Delta variant, microchip shortage to bring Michigan’s economy to a standstill by 2021, according to University of Michigan economists
Michigan’s economy will feel the effects of the coronavirus delta variant and the ongoing shortage of computer microchips that is hampering automobile production for the remainder of 2021 University of Michigan Economists.
An updated economic outlook from the University’s Research Seminar in Quantitative Economics, released today, said the state’s economy “shifted into higher gear” in June and July with 458,000 job creation. This growth followed “three months in which the number of jobs in the state has not increased”.
“Unfortunately, we expect the delta wave of the COVID-19 pandemic to delay some economic growth into next year. The microchip shortage that plagues the state’s auto industry remains a major barrier to Michigan’s economic recovery. A permanent solution to these problems is not yet in sight, ”University of Michigan economists wrote in the updated economic outlook.
On the flip side, Michigan is projected to still see “solid job growth” in 2022 and 2023, restoring 98 percent of the jobs lost in the second quarter of 2020 during the outbreak of the COVID-19 pandemic.
“In these frustrating times, it is important not to lose sight of the fundamental forces that we expect to drive the recovery over the next two years,” wrote the economists. “First, personal incomes have increased over the past two years, which supports consumer demand. Second, the demand for labor is sky-high, with the job opening rate for the Midwest reaching an all-time high in June. Third, macroeconomic policy is much more focused on restoring full employment than it was after the Great Recession. “

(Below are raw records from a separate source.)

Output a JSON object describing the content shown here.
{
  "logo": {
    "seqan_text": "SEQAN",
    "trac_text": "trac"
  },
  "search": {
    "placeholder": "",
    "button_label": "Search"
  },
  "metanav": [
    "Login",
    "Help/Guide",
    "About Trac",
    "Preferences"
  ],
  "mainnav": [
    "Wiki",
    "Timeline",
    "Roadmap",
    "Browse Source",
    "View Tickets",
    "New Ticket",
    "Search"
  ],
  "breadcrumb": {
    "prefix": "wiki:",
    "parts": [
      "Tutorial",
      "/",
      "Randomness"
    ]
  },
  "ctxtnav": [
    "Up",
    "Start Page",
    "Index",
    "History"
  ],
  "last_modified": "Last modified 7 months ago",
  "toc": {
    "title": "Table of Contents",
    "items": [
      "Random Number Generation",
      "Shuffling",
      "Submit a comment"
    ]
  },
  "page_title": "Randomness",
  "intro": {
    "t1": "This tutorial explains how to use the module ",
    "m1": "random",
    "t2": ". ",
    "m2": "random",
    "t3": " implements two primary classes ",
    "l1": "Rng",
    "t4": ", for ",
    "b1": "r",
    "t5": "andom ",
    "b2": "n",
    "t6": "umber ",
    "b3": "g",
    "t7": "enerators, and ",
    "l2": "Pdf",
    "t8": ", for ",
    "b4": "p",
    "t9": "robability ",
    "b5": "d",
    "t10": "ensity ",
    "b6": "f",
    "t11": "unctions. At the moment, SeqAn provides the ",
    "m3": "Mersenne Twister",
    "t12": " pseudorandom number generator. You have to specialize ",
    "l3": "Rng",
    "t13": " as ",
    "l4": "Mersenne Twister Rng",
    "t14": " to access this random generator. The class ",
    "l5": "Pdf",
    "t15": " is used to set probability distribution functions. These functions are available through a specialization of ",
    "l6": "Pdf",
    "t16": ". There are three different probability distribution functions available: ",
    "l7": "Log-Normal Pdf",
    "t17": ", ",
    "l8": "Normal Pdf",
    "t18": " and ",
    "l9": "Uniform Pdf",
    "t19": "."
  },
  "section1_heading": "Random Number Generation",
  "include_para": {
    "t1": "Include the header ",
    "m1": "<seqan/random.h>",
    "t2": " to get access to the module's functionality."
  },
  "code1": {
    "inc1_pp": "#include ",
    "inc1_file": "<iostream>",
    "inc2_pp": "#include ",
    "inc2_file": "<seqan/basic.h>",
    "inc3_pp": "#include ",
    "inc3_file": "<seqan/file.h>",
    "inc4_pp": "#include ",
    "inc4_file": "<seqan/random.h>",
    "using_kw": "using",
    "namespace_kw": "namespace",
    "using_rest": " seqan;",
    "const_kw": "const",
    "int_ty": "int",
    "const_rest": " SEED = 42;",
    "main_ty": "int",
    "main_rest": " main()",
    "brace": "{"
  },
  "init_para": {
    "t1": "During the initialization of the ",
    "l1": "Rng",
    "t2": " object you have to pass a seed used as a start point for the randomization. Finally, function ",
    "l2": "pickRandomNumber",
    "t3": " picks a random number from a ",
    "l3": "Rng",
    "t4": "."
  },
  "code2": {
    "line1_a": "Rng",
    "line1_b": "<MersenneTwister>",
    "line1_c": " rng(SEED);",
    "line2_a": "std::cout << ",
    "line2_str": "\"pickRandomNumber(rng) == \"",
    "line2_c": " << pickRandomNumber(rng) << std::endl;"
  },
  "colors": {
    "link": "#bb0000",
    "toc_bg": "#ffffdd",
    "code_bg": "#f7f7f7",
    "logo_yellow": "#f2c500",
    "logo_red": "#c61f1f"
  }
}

Earlier this week, University of Michigan economists released an updated US economic outlook based on the assumption that “there will be a significant wave of COVID-19 infections this fall due to the faster-spreading Delta variant,” although “we don’t.” expect”. a return to widespread government behavioral restrictions. “
“We forecast a moderate slowdown in production and employment growth in the second half of 2021 compared to the pace in the second quarter,” wrote economists in the national outlook.
The national outlook forecasts 5.5 percent of real GDP for the US in the fourth quarter and 5.8 percent for the full year 2021. According to the University of Michigan outlook, real US GDP should reach 3.4 percent in 2022 and 2.4 percent will decrease in 2023.
Economists forecast average core inflation of 3.5 percent in 2021 and 3.4 percent in 2022, before falling to 2.4 percent in 2023.
“In the economy as a whole, it is still difficult to procure many raw materials on time, partly due to transport bottlenecks that are exacerbated by the lack of truck drivers. Many manufacturing and service sectors report labor shortages, rising wages and rising prices. Until the supply chains stabilize, the pressure on producer and consumer prices is likely to continue, ”says the outlook.
U.S. light vehicle production is expected to reach 16.6 million units this year before increasing to 17.3 million units in 2022 and 17.6 million units in 2023.